Most IS managers focus on the myriad technical details when developing a telecommuting program. However, personnel, psychological, and legal issues can overwhelm even the most technically perfect program. We discuss the top 10 reasons why telecommuting programs fail and how to prevent them. Issues are presented in reverse order of importance.
10 Insufficient Support Infrastructure: Because they often work extended hours or in a different time zone, teleworkers can stretch an enterprise’s support infrastructure. Teleworkers cannot easily give their machines to technical support when problems arise, nor can technical support use remote-control tools to troubleshoot remote computers if the employee’s problem is with remote access. Solution: Train telecommuters on remote workstation configuration and maintenance before they begin to work from their home offices. Train the support staff on the remote-access environment and consider expanding the hours for which technical support is available.
9 Insufficient Security Policies: Teleworkers typically require full access from home to all the system resources that would be available to them within the enterprise. But it can be difficult to validate the teleworker’s identity. Solution: Revise security policies to address the issues regarding employees working in a home environment (e.g., corporate use of personal computers and personal use of corporate computers should be discouraged, and sign-on and authentication procedures should be strengthened).
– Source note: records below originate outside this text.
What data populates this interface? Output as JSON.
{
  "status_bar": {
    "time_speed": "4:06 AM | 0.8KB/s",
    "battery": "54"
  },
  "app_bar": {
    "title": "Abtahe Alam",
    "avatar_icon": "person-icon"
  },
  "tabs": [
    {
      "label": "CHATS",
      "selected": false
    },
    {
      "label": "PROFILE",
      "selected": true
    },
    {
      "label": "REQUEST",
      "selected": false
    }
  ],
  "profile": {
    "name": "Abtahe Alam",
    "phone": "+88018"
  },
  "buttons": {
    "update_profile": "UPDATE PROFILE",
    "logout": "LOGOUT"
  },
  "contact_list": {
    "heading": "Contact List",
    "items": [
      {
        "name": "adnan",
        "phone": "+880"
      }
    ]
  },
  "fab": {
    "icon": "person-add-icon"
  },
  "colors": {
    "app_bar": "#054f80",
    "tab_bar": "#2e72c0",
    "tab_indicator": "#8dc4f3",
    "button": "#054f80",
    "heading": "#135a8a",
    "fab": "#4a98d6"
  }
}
8 Union Difficulties: Many unions feel that telecommuting interferes with their representation and collective bargaining power. Solution: Approach union leaders early to construct a program that is acceptable to both the enterprise and union.
7 “Quantifiable” Productivity Gains Aren’t Achieved: Too frequently, the enterprise embraces telecommuting to attain a mythical 20 percent increase in user productivity. However, changes in productivity are difficult to measure; many knowledge workers don’t have quantitative (or even objective) performance metrics. Solution: Rewrite performance metrics for all eligible job roles to focus on objective, output-oriented metrics, and train managers to use the new performance metrics.
6 Teleworker Productivity Declines: Telecommuter productivity usually declines in the first six to 10 weeks of the program’s implementation. These decreases are due to insufficient training in using the remote workstation, isolation from the workgroup, and inexperience in filtering out distractions at home. The productivity decline is generally temporary but can dishearten the telecommuter (and the enterprise), leading to high dropout rates. Solution: Minimize the impact and duration of the productivity decline with proper training. A telecommuter training lab can provide an excellent introduction to telecommuting, and lets employees practice setting up and maintaining remote equipment.
5 Overall Productivity Declines: Without sufficient workgroup tools to support on-line and off-line collaboration, overall productivity will decrease as the workgroup disintegrates. Solution: Encourage communication by publishing home office numbers and work-at-home schedules so that coworkers feel more comfortable calling the teleworkers. Longer term, modify workgroup processes to take advantage of collaboration tools.
4 Employee Morale Drops: Without formal policies that define employee eligibility, available equipment, the amount of telecommuting that will be supported, and other details, a telecommuting program can result in lower employee morale. Unevenly distributed telecommuting privileges can lead to frustration. Solution: Establish policies that outline eligibility requirements.
3 Budget Overruns: Although many think telecommuting can help reduce operating expenses, telecommuters are more expensive to support than their office-bound counterparts. According to GartnerGroup’s 1998 study of remote-access total cost of ownership, a full-time telecommuter can cost as much as 124 percent more than an office-bound worker in terms of equipment, support, and voice and data communications. Solution: Perform a thorough cost/benefit analysis at the beginning of the project and allocate enough money to support the program.
2 Legal Morass: When deploying telecommuting, the enterprise must ensure that it is in compliance with all local, regional, and national regulations. Solution: The legal department should provide guidance in all stages of the telecommuting program and should review all telecommuting policies.
1 Management Reprisal: Many telecommuting programs (even those initially driven by end-user demand) find a surprisingly small number of volunteers for the program’s pilot or deployment stage.
This is mostly due to employee fear that management will look harshly at people who do not work in the office. A lack of consistent productivity metrics enhances the fear that “out of sight” will mean “out of mind.” Without sufficient participation, telecommuting programs tend to be canceled after about a year. Solution: Managers must be convinced of telecommuting’s benefits and should be trained on how to work with remote employees. Management buy-in is the single most important prerequisite.